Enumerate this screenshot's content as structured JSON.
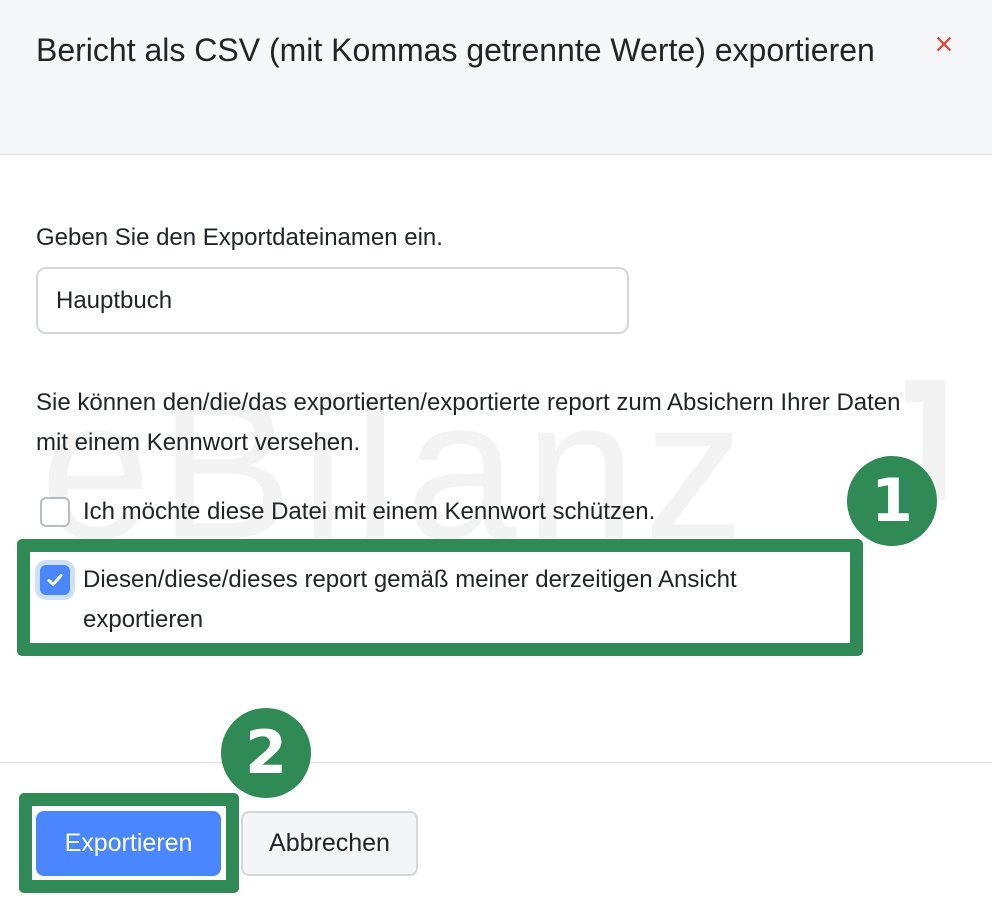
{
  "dialog": {
    "title": "Bericht als CSV (mit Kommas getrennte Werte) exportieren",
    "close_icon": "×"
  },
  "watermark": {
    "text": "eBilanz"
  },
  "form": {
    "filename_label": "Geben Sie den Exportdateinamen ein.",
    "filename_value": "Hauptbuch",
    "info_text": "Sie können den/die/das exportierten/exportierte report zum Absichern Ihrer Daten mit einem Kennwort versehen.",
    "password_checkbox": {
      "label": "Ich möchte diese Datei mit einem Kennwort schützen.",
      "checked": false
    },
    "current_view_checkbox": {
      "label": "Diesen/diese/dieses report gemäß meiner derzeitigen Ansicht exportieren",
      "checked": true
    }
  },
  "annotations": {
    "badge_1": "1",
    "badge_2": "2",
    "highlight_color": "#2f8a55"
  },
  "footer": {
    "export_label": "Exportieren",
    "cancel_label": "Abbrechen"
  },
  "colors": {
    "primary": "#4a86ff",
    "close": "#e0463c",
    "header_bg": "#f6f7f8"
  }
}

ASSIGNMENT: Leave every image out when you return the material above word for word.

OUTPUT OF THE TASK:
Enumerate this screenshot's content as structured JSON.
{
  "dialog": {
    "title": "Bericht als CSV (mit Kommas getrennte Werte) exportieren",
    "close_icon": "×"
  },
  "watermark": {
    "text": "eBilanz"
  },
  "form": {
    "filename_label": "Geben Sie den Exportdateinamen ein.",
    "filename_value": "Hauptbuch",
    "info_text": "Sie können den/die/das exportierten/exportierte report zum Absichern Ihrer Daten mit einem Kennwort versehen.",
    "password_checkbox": {
      "label": "Ich möchte diese Datei mit einem Kennwort schützen.",
      "checked": false
    },
    "current_view_checkbox": {
      "label": "Diesen/diese/dieses report gemäß meiner derzeitigen Ansicht exportieren",
      "checked": true
    }
  },
  "annotations": {
    "badge_1": "1",
    "badge_2": "2",
    "highlight_color": "#2f8a55"
  },
  "footer": {
    "export_label": "Exportieren",
    "cancel_label": "Abbrechen"
  },
  "colors": {
    "primary": "#4a86ff",
    "close": "#e0463c",
    "header_bg": "#f6f7f8"
  }
}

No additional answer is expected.